Here’s a quick update on the physical state of your favourite lab rat:

I’ve had 15 vials of blood taken in the last week.  Blood test results look good.  White blood cell count normal after second cycle of chemo, hemoglobin a little low (but apparently that is normal for a lupie so no real concern), kidneys doing a-ok despite cocktail of daily drugs (they almost shut down two years ago, so I marvel at their steely magnificence!).  Steroid dose is still very high, but is down from 60 mg a day to 50 mg (the goal is to go down to 5 mg, I think) and moon face continues to expand.  Thrush (mouth fungus) comes and goes, but still has a grody presence.  Continued hair loss.  Analyzed my forehead and discovered there is new hair growth there, apparently another side effect of the steroids.  Sigh.  Forehead fuzz.  Great.  Found two blood clots in two veins in my left hand.  The internet says it is “lupus anticoagulant,” which isn’t too much of a big deal except that it hurts (got more blood drawn for futher investigation) but it will increase my chances of miscarriage… ya know, if the chemo doesn’t fry my ovaries first.  I’ve been put on birth control again to try to protect them.  I stopped taking it two years ago after my anaphylactic shock because I wanted to cut down on the meds in my body and for the fact that increased levels of estrogen is proven to increase lupus flares in women.  I was not happy to hear that I had to take them again, especially since I was so excited to tell her that I actually got my period after not having it for three months (most likely from not eating for two months prior to my hospital stay), but the look of concern and seriousness in Dr. H’s face swayed me in the end.  “Actually, I’d prefer that your ovaries weren’t active right now.  We need to put them to sleep.”  She was like a warrior… a warrior for my ovaries.  I like that.  It’s nice to have one.  Tomorrow I have another appointment at the “lab” where I had my chemo.

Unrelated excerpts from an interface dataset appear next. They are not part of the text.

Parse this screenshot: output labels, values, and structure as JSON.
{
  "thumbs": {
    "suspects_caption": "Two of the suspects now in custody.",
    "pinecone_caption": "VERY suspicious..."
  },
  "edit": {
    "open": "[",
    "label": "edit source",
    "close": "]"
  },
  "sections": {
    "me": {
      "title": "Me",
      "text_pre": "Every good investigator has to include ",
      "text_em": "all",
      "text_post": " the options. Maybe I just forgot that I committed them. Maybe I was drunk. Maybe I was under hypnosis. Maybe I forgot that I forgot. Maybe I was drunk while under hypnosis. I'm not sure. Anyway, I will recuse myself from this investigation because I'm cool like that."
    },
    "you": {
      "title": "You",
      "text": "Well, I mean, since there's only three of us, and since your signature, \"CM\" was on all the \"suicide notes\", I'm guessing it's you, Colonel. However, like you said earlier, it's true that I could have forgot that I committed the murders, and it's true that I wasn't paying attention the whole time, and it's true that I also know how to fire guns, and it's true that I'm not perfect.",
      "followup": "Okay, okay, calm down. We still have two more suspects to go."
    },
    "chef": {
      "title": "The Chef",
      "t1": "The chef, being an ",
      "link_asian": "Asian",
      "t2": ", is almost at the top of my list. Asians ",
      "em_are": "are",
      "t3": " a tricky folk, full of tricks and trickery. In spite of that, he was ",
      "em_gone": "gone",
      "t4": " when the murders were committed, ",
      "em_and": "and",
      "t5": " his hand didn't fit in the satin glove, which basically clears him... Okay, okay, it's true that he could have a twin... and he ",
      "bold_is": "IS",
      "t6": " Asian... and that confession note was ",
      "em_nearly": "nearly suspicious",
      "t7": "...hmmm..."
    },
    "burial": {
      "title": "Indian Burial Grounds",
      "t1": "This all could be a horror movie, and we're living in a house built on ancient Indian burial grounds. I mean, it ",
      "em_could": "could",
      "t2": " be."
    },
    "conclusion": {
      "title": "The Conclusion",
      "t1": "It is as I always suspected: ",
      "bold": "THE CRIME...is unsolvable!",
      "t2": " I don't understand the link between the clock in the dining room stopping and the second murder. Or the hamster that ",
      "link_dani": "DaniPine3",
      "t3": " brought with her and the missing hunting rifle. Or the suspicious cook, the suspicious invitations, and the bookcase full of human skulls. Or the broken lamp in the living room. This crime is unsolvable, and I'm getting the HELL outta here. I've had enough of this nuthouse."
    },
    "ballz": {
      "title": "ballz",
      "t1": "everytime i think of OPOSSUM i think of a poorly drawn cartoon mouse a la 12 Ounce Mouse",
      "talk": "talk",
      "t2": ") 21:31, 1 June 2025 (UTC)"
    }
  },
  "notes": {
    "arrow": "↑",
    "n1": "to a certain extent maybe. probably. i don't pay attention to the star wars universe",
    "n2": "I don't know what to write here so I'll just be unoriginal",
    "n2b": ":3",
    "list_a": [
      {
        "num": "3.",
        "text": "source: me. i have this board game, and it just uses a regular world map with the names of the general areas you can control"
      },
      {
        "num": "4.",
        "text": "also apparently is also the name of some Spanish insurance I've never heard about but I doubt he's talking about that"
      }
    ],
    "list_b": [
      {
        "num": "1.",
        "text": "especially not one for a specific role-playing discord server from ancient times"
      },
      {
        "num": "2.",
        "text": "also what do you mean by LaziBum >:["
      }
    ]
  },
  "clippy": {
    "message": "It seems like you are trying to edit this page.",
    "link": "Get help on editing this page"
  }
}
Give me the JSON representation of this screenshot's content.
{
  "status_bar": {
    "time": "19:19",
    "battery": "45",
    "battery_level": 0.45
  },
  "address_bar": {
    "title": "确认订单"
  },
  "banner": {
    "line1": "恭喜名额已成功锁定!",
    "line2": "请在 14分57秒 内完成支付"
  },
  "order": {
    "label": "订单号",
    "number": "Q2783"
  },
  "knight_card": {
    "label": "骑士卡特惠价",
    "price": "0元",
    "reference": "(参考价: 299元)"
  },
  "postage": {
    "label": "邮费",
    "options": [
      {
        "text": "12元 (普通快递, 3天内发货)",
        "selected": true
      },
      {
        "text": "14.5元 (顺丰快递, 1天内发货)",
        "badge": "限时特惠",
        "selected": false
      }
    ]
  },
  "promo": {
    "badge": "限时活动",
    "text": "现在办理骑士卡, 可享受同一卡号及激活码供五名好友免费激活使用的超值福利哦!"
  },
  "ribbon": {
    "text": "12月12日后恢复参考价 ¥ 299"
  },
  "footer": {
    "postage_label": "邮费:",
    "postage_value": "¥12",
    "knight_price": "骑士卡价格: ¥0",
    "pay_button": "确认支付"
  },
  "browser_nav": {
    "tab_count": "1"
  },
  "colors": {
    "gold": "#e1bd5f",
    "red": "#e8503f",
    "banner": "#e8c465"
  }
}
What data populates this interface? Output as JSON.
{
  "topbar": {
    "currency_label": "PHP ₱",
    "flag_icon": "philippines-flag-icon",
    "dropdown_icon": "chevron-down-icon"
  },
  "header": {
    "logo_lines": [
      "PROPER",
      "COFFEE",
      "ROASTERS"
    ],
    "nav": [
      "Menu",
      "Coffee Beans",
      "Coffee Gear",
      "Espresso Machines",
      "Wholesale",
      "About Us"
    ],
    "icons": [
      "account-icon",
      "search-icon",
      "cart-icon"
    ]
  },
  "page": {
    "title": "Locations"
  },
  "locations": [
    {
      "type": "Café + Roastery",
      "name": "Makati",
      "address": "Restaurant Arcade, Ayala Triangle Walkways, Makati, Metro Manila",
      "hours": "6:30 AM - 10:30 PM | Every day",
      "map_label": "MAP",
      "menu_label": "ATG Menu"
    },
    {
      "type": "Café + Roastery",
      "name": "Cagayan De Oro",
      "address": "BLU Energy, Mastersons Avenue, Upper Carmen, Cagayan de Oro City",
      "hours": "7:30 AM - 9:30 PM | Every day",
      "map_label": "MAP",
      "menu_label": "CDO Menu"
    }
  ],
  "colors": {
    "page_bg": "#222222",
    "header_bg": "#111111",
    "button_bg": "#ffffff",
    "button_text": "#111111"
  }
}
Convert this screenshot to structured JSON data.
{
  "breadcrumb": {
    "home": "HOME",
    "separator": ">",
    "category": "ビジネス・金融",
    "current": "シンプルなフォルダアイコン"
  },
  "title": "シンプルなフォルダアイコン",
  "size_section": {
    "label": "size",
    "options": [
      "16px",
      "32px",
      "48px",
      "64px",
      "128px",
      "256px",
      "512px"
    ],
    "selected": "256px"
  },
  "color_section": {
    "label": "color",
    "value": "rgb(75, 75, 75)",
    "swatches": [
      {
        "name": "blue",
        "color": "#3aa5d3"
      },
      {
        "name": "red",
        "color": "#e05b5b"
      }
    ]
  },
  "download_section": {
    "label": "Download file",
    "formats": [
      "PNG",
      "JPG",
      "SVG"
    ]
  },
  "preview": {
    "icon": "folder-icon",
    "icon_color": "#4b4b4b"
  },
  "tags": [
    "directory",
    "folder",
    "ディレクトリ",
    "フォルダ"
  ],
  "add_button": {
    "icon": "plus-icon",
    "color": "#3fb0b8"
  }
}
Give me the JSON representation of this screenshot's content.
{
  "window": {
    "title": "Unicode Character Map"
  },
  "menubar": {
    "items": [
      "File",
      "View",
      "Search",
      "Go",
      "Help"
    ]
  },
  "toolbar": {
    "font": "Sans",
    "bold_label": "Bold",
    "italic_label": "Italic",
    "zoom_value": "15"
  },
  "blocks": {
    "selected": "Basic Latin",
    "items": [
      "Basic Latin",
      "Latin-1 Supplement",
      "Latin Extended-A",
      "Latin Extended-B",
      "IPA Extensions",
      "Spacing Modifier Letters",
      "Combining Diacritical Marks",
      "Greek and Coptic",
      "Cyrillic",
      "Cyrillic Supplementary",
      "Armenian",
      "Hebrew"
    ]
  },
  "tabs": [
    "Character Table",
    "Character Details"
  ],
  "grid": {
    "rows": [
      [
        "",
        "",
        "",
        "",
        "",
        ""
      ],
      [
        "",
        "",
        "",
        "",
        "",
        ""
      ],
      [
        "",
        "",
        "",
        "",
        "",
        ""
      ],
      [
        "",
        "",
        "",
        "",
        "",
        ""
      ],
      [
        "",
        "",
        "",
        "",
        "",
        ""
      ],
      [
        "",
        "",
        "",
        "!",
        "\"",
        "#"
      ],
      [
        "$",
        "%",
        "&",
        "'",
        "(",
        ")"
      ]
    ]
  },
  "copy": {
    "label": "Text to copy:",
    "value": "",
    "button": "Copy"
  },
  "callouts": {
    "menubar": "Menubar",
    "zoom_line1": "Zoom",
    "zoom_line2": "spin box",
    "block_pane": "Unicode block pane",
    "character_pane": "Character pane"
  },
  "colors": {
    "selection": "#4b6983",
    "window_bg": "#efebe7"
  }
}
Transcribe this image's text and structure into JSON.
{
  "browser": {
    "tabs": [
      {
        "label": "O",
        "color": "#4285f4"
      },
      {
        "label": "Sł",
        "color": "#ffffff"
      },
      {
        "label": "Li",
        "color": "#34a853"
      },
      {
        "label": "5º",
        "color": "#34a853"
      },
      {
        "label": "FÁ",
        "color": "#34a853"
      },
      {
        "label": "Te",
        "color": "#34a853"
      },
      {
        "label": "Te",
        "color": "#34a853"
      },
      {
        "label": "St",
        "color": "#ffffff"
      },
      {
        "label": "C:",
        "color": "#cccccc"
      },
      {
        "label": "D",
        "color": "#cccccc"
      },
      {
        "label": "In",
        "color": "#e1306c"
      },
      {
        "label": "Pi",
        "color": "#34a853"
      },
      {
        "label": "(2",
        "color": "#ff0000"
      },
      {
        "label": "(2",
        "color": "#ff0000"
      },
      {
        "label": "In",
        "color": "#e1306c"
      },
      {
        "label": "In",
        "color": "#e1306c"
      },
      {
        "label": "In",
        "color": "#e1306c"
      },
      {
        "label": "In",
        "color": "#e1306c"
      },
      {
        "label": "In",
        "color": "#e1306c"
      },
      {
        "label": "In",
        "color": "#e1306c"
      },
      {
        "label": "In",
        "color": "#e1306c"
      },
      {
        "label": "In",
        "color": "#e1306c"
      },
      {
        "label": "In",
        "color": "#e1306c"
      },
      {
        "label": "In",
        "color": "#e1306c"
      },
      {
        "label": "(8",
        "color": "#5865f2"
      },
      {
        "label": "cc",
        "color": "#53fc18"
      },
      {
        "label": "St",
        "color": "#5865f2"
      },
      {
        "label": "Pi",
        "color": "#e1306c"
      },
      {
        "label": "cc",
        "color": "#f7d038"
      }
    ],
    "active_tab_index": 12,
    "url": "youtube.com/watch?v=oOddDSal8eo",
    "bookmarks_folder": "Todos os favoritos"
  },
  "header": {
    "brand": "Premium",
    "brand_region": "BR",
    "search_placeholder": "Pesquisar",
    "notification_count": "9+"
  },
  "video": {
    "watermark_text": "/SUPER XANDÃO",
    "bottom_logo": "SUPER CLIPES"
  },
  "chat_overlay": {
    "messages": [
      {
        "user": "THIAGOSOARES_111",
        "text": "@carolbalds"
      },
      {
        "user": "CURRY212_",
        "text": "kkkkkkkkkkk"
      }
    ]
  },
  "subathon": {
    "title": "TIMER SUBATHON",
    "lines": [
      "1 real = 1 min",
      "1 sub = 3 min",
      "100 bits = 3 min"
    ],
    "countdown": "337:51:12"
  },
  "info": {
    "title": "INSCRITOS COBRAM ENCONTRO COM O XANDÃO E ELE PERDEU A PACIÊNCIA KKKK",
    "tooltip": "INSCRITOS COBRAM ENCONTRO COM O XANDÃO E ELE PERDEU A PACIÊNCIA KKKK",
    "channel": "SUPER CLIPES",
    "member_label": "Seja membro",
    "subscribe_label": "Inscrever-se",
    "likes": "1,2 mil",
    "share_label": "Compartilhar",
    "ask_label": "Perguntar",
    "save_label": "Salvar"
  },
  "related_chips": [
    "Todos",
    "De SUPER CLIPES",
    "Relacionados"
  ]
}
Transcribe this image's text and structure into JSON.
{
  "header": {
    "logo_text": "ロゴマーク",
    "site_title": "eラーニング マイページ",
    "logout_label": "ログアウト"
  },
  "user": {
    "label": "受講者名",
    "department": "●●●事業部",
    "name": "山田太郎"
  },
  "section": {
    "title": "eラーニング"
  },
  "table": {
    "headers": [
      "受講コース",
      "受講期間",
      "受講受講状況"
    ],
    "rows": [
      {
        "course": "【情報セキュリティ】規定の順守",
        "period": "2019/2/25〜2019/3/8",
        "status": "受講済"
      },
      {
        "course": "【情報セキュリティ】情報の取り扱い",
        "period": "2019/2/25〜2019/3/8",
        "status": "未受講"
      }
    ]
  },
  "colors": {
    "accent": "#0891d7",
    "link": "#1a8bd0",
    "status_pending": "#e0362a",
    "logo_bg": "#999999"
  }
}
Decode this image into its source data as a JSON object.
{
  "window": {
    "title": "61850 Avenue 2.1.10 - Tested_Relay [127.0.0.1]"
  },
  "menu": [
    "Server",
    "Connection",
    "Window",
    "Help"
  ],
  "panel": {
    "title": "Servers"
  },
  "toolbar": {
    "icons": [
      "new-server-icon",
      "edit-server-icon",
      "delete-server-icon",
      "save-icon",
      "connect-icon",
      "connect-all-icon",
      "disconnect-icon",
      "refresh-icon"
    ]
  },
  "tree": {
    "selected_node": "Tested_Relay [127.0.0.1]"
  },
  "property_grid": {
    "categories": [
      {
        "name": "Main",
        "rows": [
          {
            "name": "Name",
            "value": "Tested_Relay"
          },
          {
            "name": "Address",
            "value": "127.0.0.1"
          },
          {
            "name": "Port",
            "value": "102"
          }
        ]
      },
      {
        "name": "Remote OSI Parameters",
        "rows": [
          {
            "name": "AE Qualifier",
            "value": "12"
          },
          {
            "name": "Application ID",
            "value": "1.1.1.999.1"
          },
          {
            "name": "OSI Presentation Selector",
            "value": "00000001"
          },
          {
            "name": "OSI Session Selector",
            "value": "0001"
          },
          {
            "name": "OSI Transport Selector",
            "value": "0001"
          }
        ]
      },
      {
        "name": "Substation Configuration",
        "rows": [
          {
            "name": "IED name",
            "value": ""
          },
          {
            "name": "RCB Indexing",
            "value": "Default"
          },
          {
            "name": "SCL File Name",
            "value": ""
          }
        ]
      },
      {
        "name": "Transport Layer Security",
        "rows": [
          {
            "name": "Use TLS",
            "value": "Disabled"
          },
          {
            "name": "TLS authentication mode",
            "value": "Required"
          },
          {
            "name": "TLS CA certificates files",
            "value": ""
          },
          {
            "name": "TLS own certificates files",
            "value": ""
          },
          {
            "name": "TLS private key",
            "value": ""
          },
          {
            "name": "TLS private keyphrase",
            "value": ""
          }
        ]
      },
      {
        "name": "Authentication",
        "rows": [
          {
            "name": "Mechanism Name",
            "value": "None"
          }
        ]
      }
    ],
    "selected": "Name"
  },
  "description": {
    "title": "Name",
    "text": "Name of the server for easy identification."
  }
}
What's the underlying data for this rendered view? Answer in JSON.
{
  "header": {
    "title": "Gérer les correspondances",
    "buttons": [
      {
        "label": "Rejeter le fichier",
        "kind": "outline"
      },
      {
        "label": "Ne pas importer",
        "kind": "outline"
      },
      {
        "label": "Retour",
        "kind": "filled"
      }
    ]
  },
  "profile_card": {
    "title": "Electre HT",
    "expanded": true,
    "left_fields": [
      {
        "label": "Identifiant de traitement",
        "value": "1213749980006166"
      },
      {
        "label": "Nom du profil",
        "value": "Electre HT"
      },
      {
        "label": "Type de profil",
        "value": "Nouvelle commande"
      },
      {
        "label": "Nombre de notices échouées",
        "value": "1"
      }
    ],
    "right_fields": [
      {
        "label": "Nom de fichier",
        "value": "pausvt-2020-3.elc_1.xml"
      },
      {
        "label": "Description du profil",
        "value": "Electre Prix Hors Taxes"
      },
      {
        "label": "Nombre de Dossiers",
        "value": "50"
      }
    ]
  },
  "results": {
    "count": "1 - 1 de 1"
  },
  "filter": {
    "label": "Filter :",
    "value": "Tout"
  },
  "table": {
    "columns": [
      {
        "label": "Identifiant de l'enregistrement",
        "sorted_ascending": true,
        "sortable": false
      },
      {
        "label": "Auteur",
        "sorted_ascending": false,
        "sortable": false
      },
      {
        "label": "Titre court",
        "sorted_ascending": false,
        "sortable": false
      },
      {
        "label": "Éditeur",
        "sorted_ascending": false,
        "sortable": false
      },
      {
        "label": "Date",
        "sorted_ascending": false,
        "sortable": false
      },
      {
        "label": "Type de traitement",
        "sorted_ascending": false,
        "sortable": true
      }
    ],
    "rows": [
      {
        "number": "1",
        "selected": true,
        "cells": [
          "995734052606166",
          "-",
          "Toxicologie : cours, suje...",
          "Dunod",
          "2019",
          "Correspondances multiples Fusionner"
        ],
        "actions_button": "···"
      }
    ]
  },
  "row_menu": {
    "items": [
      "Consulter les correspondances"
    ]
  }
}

I am not sure what they are going to do to me in that one – I only just gave blood again today.  My third cycle of chemo is on the 15th and then I have a follow-up appointment for my eyes to see if the vision is improving and acupuncture and hopefully future appointments with a psychologist … well, I told my mom we have too many appointments and that we need a vacation from this weird “vacation” that I’m having.  Hawaii, anyone?